>Published: March 14 2006 20:31 | Last updated: March 14 2006 20:31
Russia and China have told the US that they will not block the independence of Kosovo, the breakaway Serbian province, according to western diplomats.
Condoleezza Rice, the US secretary of state, discussed the issue with Sergei Lavrov, Russia’s foreign minister, in Washington last week and was told Moscow would not stand in the way of independence, the officials said. Russia and China would probably abstain in a proposed UN resolution that would grant independence.
Kosovo, with its ethnic Albanian majority and Serb minority, has been a ward of the UN since Nato forces bombed Serbia to halt “ethnic cleansing” in 1999 and then took control of the province. But the debate has entered a new phase with the start of UN-brokered negotiations to decide Kosovo’s final status.
The issue is particularly sensitive since Serbia, which has offered Kosovo autonomy rather than independence, is also involved in a face-off with the international community over General Ratko Mladic, the Bosnian Serb war crimes indictee, who is still at large.
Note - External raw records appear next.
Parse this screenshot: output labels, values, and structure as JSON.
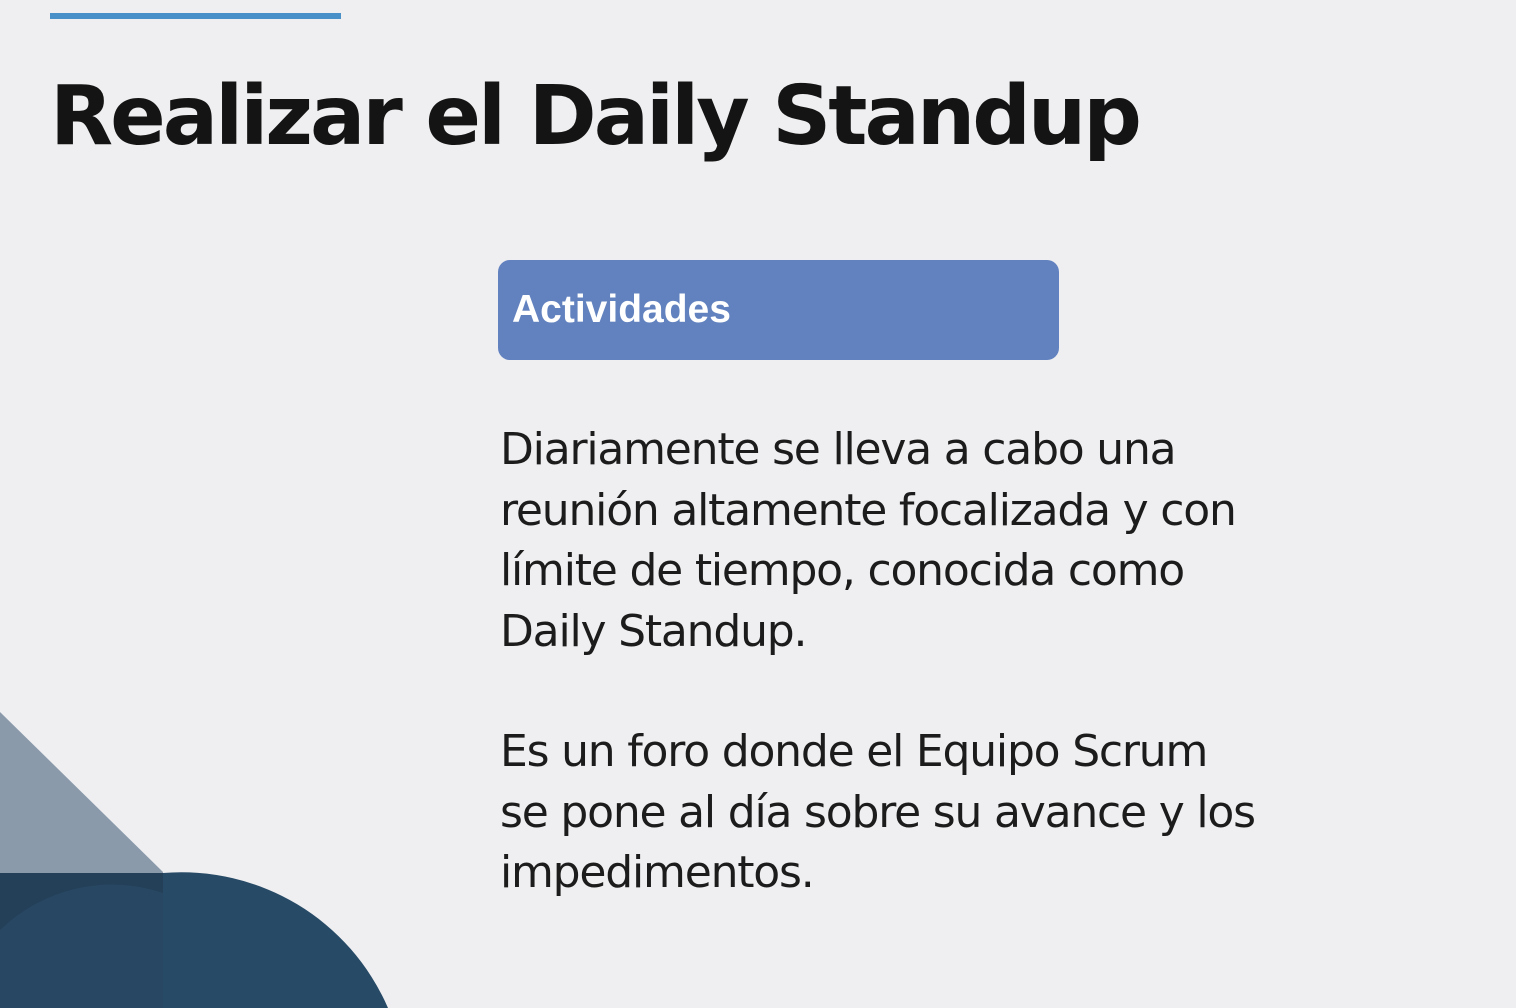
{
  "slide": {
    "title": "Realizar el Daily Standup",
    "section_header": "Actividades",
    "paragraph_1": {
      "lines": [
        "Diariamente se lleva a cabo una",
        "reunión altamente focalizada y con",
        "límite de tiempo, conocida como",
        "Daily Standup."
      ]
    },
    "paragraph_2": {
      "lines": [
        "Es un foro donde el Equipo Scrum",
        "se pone al día sobre su avance y los",
        "impedimentos."
      ]
    }
  },
  "colors": {
    "background": "#efeff1",
    "accent_line": "#4a90c8",
    "header_box": "#6282bf",
    "title_text": "#141414",
    "decor_light": "#8a9aab",
    "decor_dark": "#274a66"
  }
}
The death last week of Slobodan Milosevic, Serbia’s former president, has added to the heady brew.
The US and UK are pushing for Serbia to accept that Kosovo will become independent, while Russia, which had previously worried that the province would set a precedent for its own republic of Chechnya, has scaled down its objections.
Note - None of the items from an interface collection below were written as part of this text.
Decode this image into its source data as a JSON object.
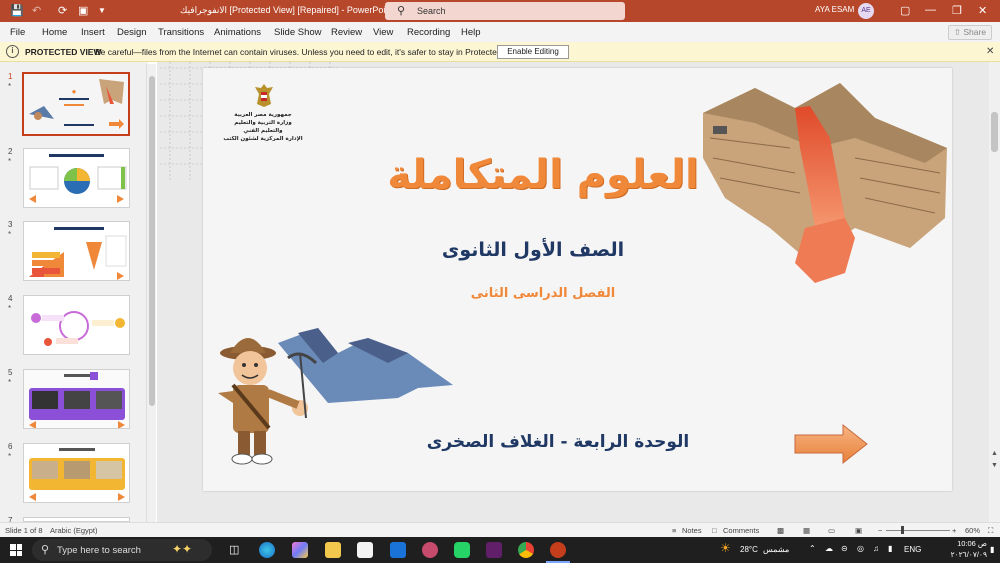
{
  "titlebar": {
    "title": "الانفوجرافيك [Protected View] [Repaired] - PowerPoint",
    "search_placeholder": "Search",
    "user_name": "AYA ESAM",
    "user_initials": "AE"
  },
  "menu": [
    "File",
    "Home",
    "Insert",
    "Design",
    "Transitions",
    "Animations",
    "Slide Show",
    "Review",
    "View",
    "Recording",
    "Help"
  ],
  "share_label": "Share",
  "protected_view": {
    "title": "PROTECTED VIEW",
    "message": "Be careful—files from the Internet can contain viruses. Unless you need to edit, it's safer to stay in Protected View.",
    "button": "Enable Editing"
  },
  "slide_numbers": [
    "1",
    "2",
    "3",
    "4",
    "5",
    "6",
    "7"
  ],
  "slide": {
    "header_line1": "جمهورية مصر العربية",
    "header_line2": "وزارة التربية والتعليم والتعليم الفني",
    "header_line3": "الإدارة المركزية لشئون الكتب",
    "main_title": "العلوم المتكاملة",
    "grade": "الصف الأول الثانوى",
    "term": "الفصل الدراسى الثانى",
    "unit": "الوحدة الرابعة - الغلاف الصخرى"
  },
  "status": {
    "slide_of": "Slide 1 of 8",
    "language": "Arabic (Egypt)",
    "notes": "Notes",
    "comments": "Comments",
    "zoom": "60%"
  },
  "taskbar": {
    "search_placeholder": "Type here to search",
    "temperature": "28°C",
    "weather": "مشمس",
    "lang": "ENG",
    "time": "10:06 ص",
    "date": "٢٠٢٦/٠٧/٠٩"
  },
  "colors": {
    "accent": "#b7472a",
    "title_orange": "#f0883a",
    "navy": "#1f3864"
  }
}
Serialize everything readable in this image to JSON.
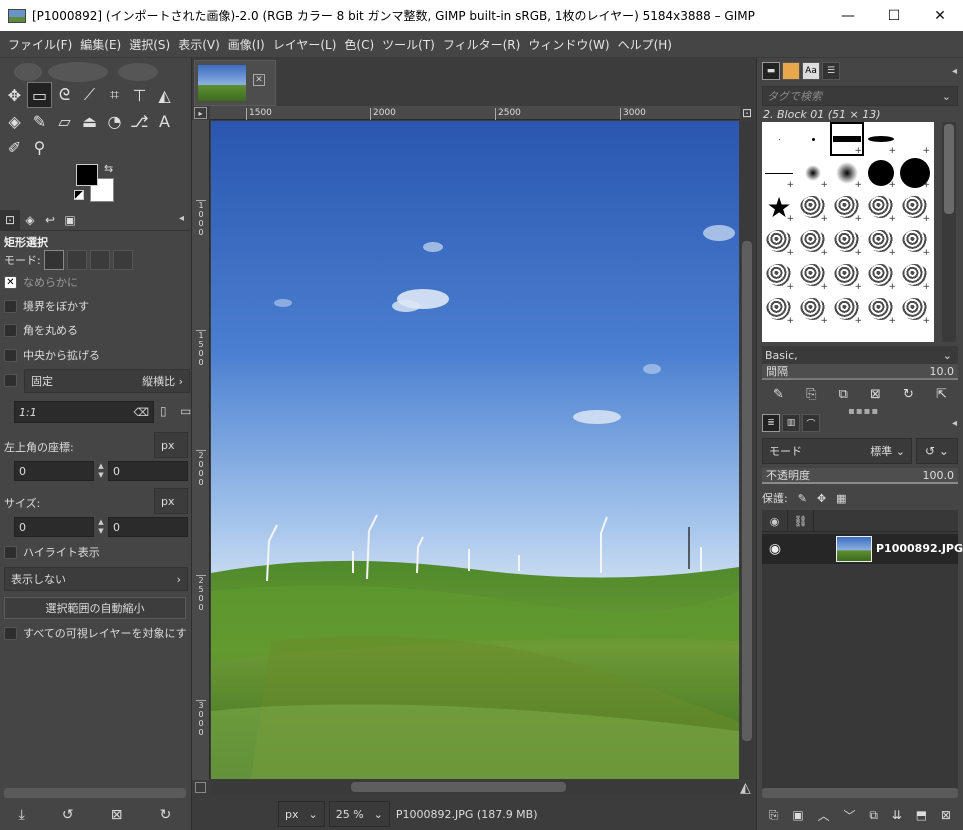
{
  "window": {
    "title": "[P1000892] (インポートされた画像)-2.0 (RGB カラー 8 bit ガンマ整数, GIMP built-in sRGB, 1枚のレイヤー) 5184x3888 – GIMP",
    "minimize": "—",
    "maximize": "☐",
    "close": "✕"
  },
  "menubar": [
    "ファイル(F)",
    "編集(E)",
    "選択(S)",
    "表示(V)",
    "画像(I)",
    "レイヤー(L)",
    "色(C)",
    "ツール(T)",
    "フィルター(R)",
    "ウィンドウ(W)",
    "ヘルプ(H)"
  ],
  "toolbox": {
    "tools": [
      {
        "icon": "move-icon",
        "glyph": "✥"
      },
      {
        "icon": "rect-select-icon",
        "glyph": "▭",
        "active": true
      },
      {
        "icon": "lasso-icon",
        "glyph": "ᘓ"
      },
      {
        "icon": "fuzzy-select-icon",
        "glyph": "⟋"
      },
      {
        "icon": "crop-icon",
        "glyph": "⌗"
      },
      {
        "icon": "transform-icon",
        "glyph": "⊤"
      },
      {
        "icon": "warp-icon",
        "glyph": "◭"
      },
      {
        "icon": "bucket-fill-icon",
        "glyph": "◈"
      },
      {
        "icon": "paintbrush-icon",
        "glyph": "✎"
      },
      {
        "icon": "eraser-icon",
        "glyph": "▱"
      },
      {
        "icon": "clone-icon",
        "glyph": "⏏"
      },
      {
        "icon": "smudge-icon",
        "glyph": "◔"
      },
      {
        "icon": "paths-icon",
        "glyph": "⎇"
      },
      {
        "icon": "text-icon",
        "glyph": "A"
      },
      {
        "icon": "color-picker-icon",
        "glyph": "✐"
      },
      {
        "icon": "zoom-icon",
        "glyph": "⚲"
      }
    ],
    "colors": {
      "foreground": "#000000",
      "background": "#ffffff"
    }
  },
  "tool_options": {
    "title": "矩形選択",
    "mode_label": "モード:",
    "antialias": {
      "label": "なめらかに",
      "checked": true
    },
    "feather": {
      "label": "境界をぼかす",
      "checked": false
    },
    "rounded": {
      "label": "角を丸める",
      "checked": false
    },
    "expand_center": {
      "label": "中央から拡げる",
      "checked": false
    },
    "fixed": {
      "label": "固定",
      "option": "縦横比",
      "checked": false
    },
    "ratio_value": "1:1",
    "position_label": "左上角の座標:",
    "position_unit": "px",
    "position_x": "0",
    "position_y": "0",
    "size_label": "サイズ:",
    "size_unit": "px",
    "size_w": "0",
    "size_h": "0",
    "highlight": {
      "label": "ハイライト表示",
      "checked": false
    },
    "guides": "表示しない",
    "autoshrink_button": "選択範囲の自動縮小",
    "shrink_merged": {
      "label": "すべての可視レイヤーを対象にす",
      "checked": false
    }
  },
  "canvas": {
    "ruler_h": [
      "1500",
      "2000",
      "2500",
      "3000"
    ],
    "ruler_v": [
      "1000",
      "1500",
      "2000",
      "2500",
      "3000"
    ],
    "unit": "px",
    "zoom": "25 %",
    "status": "P1000892.JPG (187.9 MB)"
  },
  "brushes": {
    "tag_placeholder": "タグで検索",
    "selected_name": "2. Block 01 (51 × 13)",
    "set": "Basic,",
    "spacing_label": "間隔",
    "spacing_value": "10.0"
  },
  "layers": {
    "mode_label": "モード",
    "mode_value": "標準",
    "opacity_label": "不透明度",
    "opacity_value": "100.0",
    "lock_label": "保護:",
    "layer_name": "P1000892.JPG"
  }
}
The officials, who asked not to be named, said the Bush administration had persuaded Moscow and Beijing that independence for the Serbian province was “unique” and would not set a precedent for Chechnya or for the Chinese-claimed territories of Taiwan and Tibet.
However, analysts said some in Moscow wanted a better deal with Washington that might leave open the possibility of a Kosovo-type solution for other regions, including Georgia’s breakaway region of Abkhazia, which is backed by Russia.
Last week Jack Straw, the UK foreign secretary, said Kosovo’s independence was “almost inevitable”. But Philippe Douste-Blazy, his French counterpart, stuck closer to the European Union’s official line by saying that negotiations should not be prejudged”.
The EU has also told Serbia it has until the end of this month to increase co-operation with the International Criminal Tribunal for the former Yugoslavia over the detention and transfer of Gen Mladic.